[[ Dataset excerpts open ]]
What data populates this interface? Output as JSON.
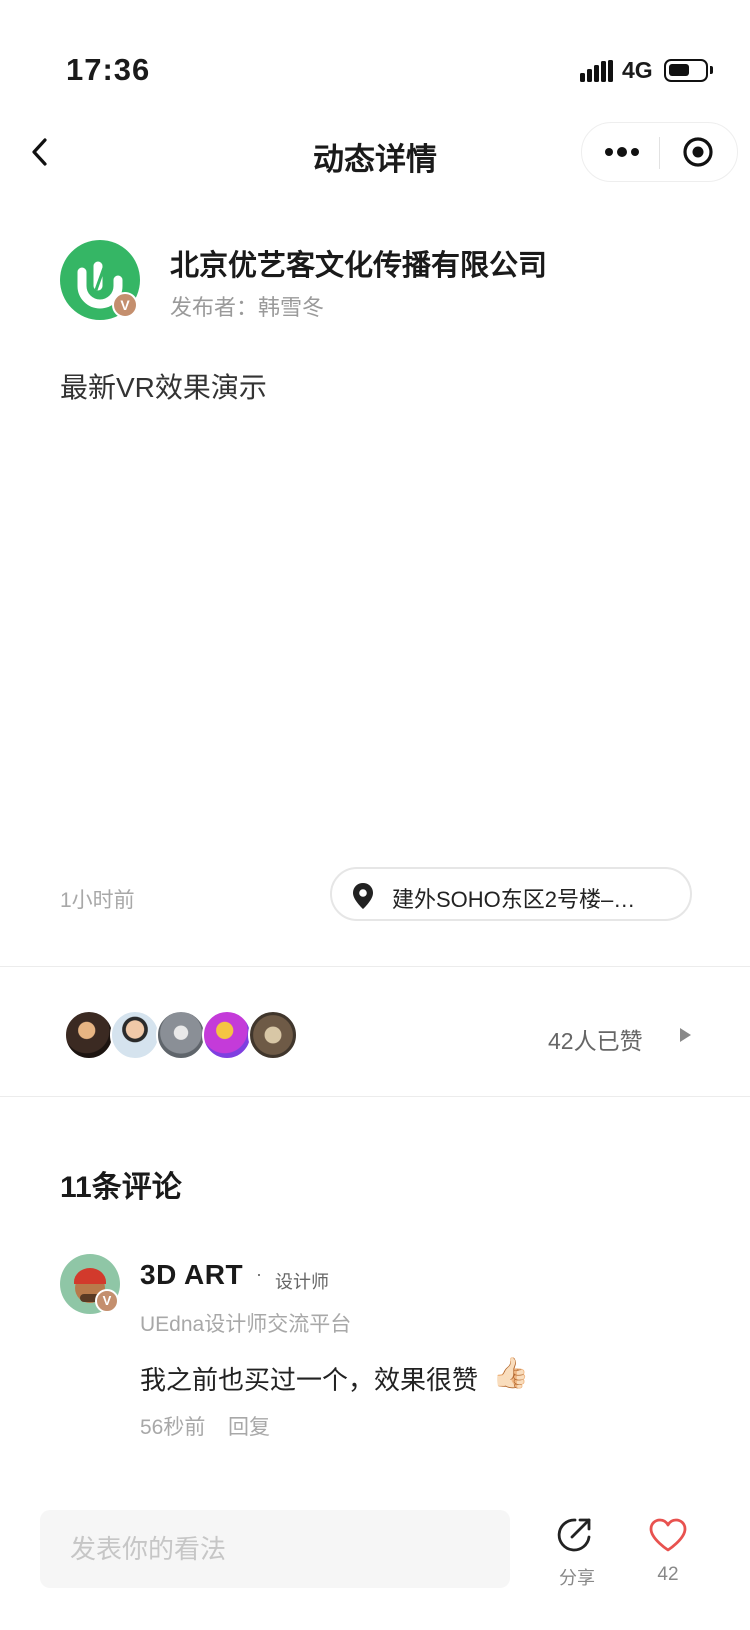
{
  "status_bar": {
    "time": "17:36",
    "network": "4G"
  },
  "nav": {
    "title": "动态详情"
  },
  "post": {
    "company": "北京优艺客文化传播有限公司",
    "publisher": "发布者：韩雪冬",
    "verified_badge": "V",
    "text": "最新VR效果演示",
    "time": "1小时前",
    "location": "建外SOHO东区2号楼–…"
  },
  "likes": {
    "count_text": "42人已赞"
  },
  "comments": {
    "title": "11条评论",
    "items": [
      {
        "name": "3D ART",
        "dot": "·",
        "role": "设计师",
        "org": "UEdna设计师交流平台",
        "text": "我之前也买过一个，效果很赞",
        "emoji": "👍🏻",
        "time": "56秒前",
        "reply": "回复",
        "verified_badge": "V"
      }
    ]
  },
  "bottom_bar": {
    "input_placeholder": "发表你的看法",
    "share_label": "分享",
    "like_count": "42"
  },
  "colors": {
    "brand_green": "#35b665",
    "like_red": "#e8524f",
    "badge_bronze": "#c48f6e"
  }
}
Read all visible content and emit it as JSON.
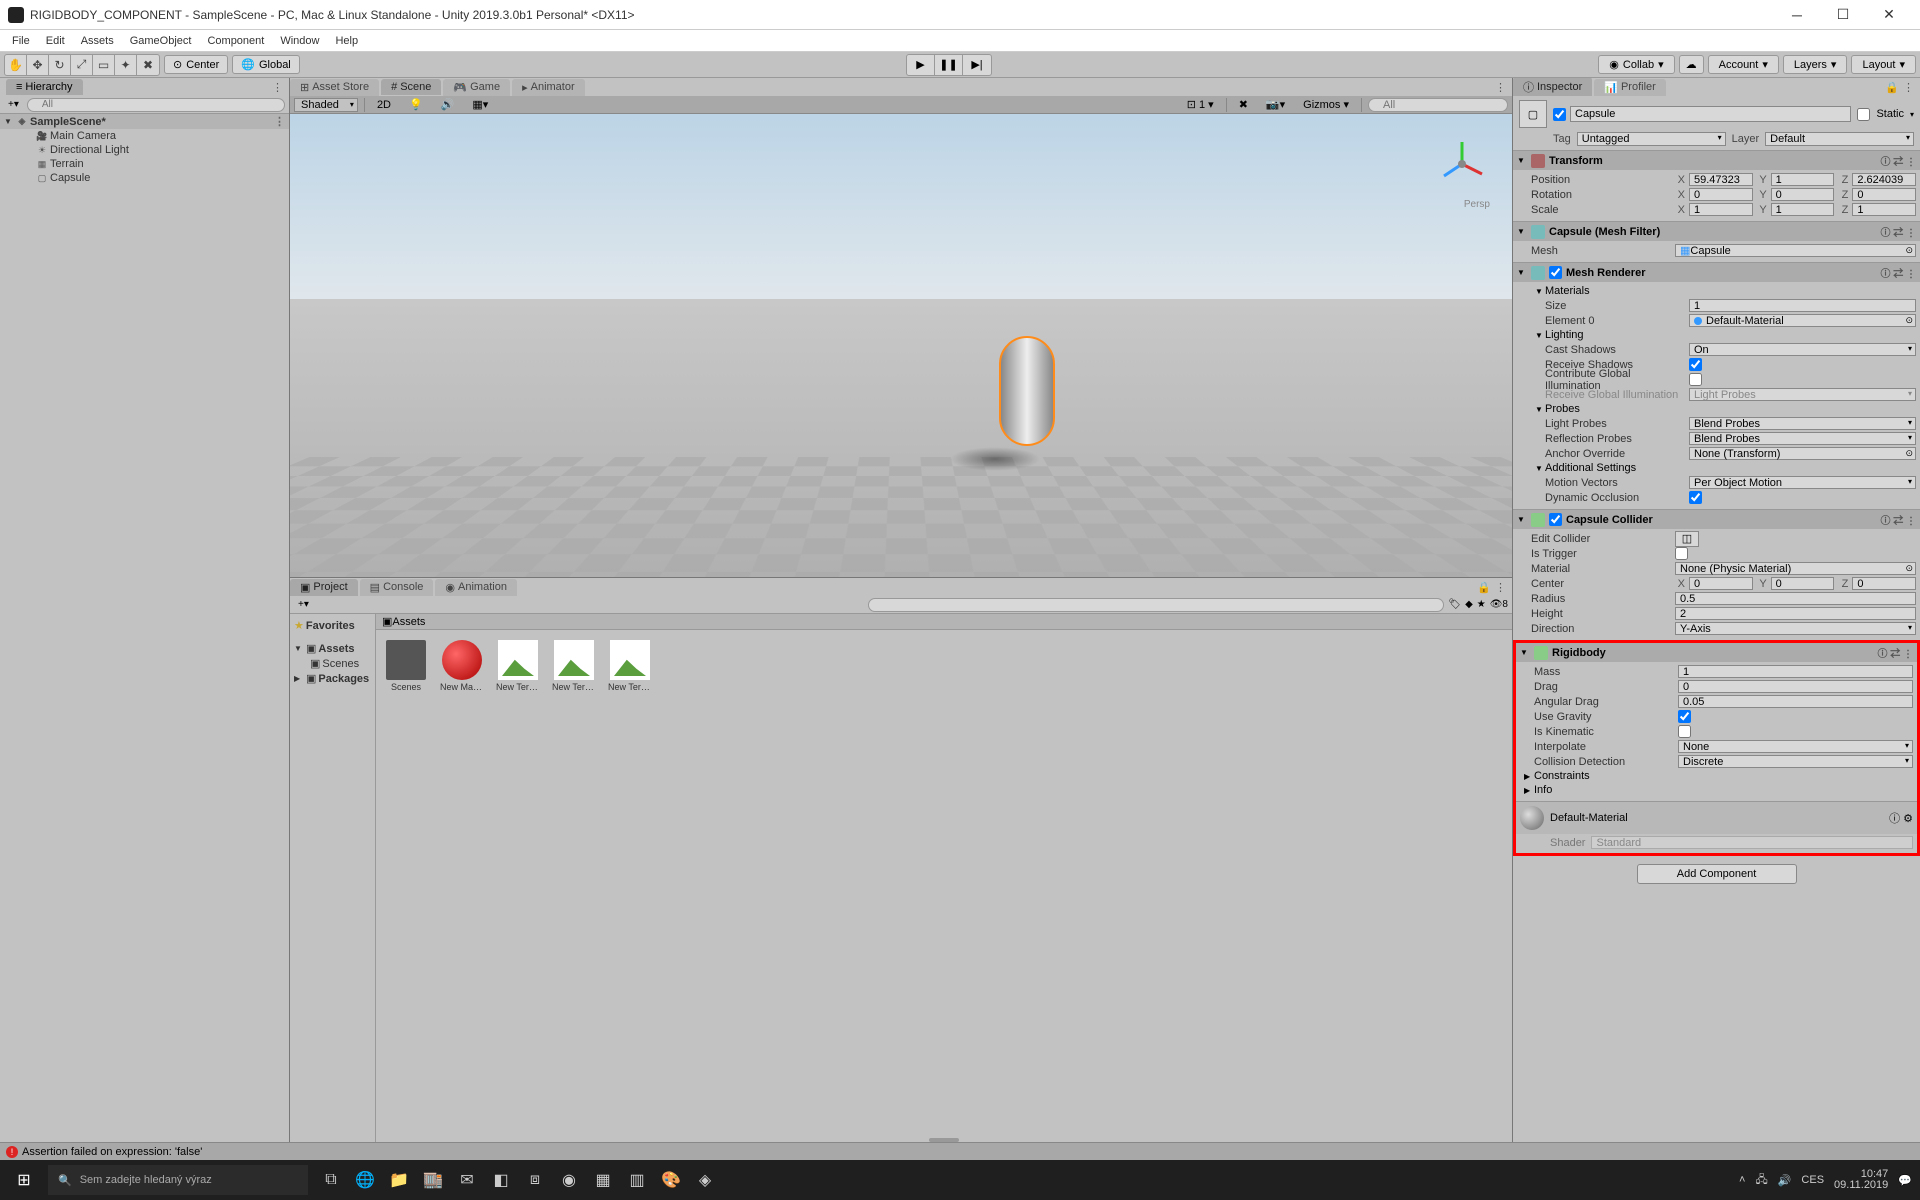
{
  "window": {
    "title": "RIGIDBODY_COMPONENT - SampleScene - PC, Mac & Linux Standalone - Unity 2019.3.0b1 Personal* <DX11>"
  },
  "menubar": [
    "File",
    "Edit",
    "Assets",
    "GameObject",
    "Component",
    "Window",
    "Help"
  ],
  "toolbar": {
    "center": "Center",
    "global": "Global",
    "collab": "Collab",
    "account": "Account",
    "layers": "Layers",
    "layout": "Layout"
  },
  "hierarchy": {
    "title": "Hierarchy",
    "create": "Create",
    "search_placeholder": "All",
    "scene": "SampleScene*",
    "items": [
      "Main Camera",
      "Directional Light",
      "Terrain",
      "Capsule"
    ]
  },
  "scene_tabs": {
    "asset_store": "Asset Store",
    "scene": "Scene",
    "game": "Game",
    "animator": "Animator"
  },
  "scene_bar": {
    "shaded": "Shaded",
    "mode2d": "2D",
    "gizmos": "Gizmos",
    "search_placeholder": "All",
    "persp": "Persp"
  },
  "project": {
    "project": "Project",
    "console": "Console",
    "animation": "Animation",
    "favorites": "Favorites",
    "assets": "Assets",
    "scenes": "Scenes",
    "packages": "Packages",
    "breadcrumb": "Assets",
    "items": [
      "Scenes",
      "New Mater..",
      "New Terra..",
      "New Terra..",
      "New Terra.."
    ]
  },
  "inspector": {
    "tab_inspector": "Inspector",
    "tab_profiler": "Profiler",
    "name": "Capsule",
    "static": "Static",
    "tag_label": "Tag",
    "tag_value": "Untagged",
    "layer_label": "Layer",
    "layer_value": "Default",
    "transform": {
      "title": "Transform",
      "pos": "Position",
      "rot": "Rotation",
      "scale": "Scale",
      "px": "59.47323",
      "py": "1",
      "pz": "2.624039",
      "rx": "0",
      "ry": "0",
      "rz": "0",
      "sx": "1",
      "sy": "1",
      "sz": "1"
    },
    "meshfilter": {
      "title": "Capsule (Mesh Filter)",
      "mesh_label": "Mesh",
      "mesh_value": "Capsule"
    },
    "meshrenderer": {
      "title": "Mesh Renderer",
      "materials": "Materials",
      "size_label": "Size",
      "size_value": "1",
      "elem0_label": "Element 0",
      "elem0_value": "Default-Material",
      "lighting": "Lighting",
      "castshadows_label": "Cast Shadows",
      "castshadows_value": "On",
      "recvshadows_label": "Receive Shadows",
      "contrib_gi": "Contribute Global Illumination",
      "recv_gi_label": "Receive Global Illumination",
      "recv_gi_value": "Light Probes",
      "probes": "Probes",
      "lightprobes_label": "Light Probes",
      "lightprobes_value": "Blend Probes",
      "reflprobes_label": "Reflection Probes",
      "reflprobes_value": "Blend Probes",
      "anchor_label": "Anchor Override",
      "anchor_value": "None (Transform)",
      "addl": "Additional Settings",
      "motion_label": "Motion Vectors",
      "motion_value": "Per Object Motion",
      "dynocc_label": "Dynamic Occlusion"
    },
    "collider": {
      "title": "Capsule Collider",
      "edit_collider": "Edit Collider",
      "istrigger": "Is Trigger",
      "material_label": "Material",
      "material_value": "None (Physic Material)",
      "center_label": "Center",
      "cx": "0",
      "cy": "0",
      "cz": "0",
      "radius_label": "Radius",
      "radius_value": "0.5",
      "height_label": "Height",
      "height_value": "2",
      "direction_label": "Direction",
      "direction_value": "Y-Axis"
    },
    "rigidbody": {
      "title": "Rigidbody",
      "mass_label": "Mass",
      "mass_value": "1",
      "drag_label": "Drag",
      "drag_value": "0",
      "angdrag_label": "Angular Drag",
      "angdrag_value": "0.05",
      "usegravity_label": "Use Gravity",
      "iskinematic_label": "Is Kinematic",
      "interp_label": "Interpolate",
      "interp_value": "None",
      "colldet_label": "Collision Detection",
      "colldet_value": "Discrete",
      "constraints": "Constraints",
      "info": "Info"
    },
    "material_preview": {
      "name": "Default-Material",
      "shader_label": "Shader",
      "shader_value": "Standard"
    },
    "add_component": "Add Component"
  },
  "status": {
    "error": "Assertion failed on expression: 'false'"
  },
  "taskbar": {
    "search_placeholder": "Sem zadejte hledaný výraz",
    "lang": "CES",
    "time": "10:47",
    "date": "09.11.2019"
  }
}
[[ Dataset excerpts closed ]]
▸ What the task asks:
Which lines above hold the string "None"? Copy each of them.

▸ Expected answer:
      "anchor_value": "None (Transform)",
      "material_value": "None (Physic Material)",
      "interp_value": "None",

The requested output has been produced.